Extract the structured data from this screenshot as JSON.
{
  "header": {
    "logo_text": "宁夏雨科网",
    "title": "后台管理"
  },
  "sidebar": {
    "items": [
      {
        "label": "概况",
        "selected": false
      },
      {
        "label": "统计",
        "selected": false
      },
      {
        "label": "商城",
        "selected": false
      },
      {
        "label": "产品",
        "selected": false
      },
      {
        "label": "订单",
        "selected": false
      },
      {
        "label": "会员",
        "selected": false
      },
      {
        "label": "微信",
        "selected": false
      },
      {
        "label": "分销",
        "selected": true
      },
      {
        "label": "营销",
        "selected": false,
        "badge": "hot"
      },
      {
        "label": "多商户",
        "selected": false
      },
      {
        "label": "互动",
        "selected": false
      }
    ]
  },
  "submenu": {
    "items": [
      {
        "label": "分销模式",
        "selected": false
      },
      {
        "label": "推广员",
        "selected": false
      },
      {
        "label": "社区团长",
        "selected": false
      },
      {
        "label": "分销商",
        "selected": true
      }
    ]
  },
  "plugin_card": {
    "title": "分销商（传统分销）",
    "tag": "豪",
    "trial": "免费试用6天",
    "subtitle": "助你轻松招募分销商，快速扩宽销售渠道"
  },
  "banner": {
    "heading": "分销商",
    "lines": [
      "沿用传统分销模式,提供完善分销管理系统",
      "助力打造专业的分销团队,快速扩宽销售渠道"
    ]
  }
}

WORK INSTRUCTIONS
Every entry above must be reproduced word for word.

ANSWER TO THE PROBLEM
Extract the structured data from this screenshot as JSON.
{
  "header": {
    "logo_text": "宁夏雨科网",
    "title": "后台管理"
  },
  "sidebar": {
    "items": [
      {
        "label": "概况",
        "selected": false
      },
      {
        "label": "统计",
        "selected": false
      },
      {
        "label": "商城",
        "selected": false
      },
      {
        "label": "产品",
        "selected": false
      },
      {
        "label": "订单",
        "selected": false
      },
      {
        "label": "会员",
        "selected": false
      },
      {
        "label": "微信",
        "selected": false
      },
      {
        "label": "分销",
        "selected": true
      },
      {
        "label": "营销",
        "selected": false,
        "badge": "hot"
      },
      {
        "label": "多商户",
        "selected": false
      },
      {
        "label": "互动",
        "selected": false
      }
    ]
  },
  "submenu": {
    "items": [
      {
        "label": "分销模式",
        "selected": false
      },
      {
        "label": "推广员",
        "selected": false
      },
      {
        "label": "社区团长",
        "selected": false
      },
      {
        "label": "分销商",
        "selected": true
      }
    ]
  },
  "plugin_card": {
    "title": "分销商（传统分销）",
    "tag": "豪",
    "trial": "免费试用6天",
    "subtitle": "助你轻松招募分销商，快速扩宽销售渠道"
  },
  "banner": {
    "heading": "分销商",
    "lines": [
      "沿用传统分销模式,提供完善分销管理系统",
      "助力打造专业的分销团队,快速扩宽销售渠道"
    ]
  }
}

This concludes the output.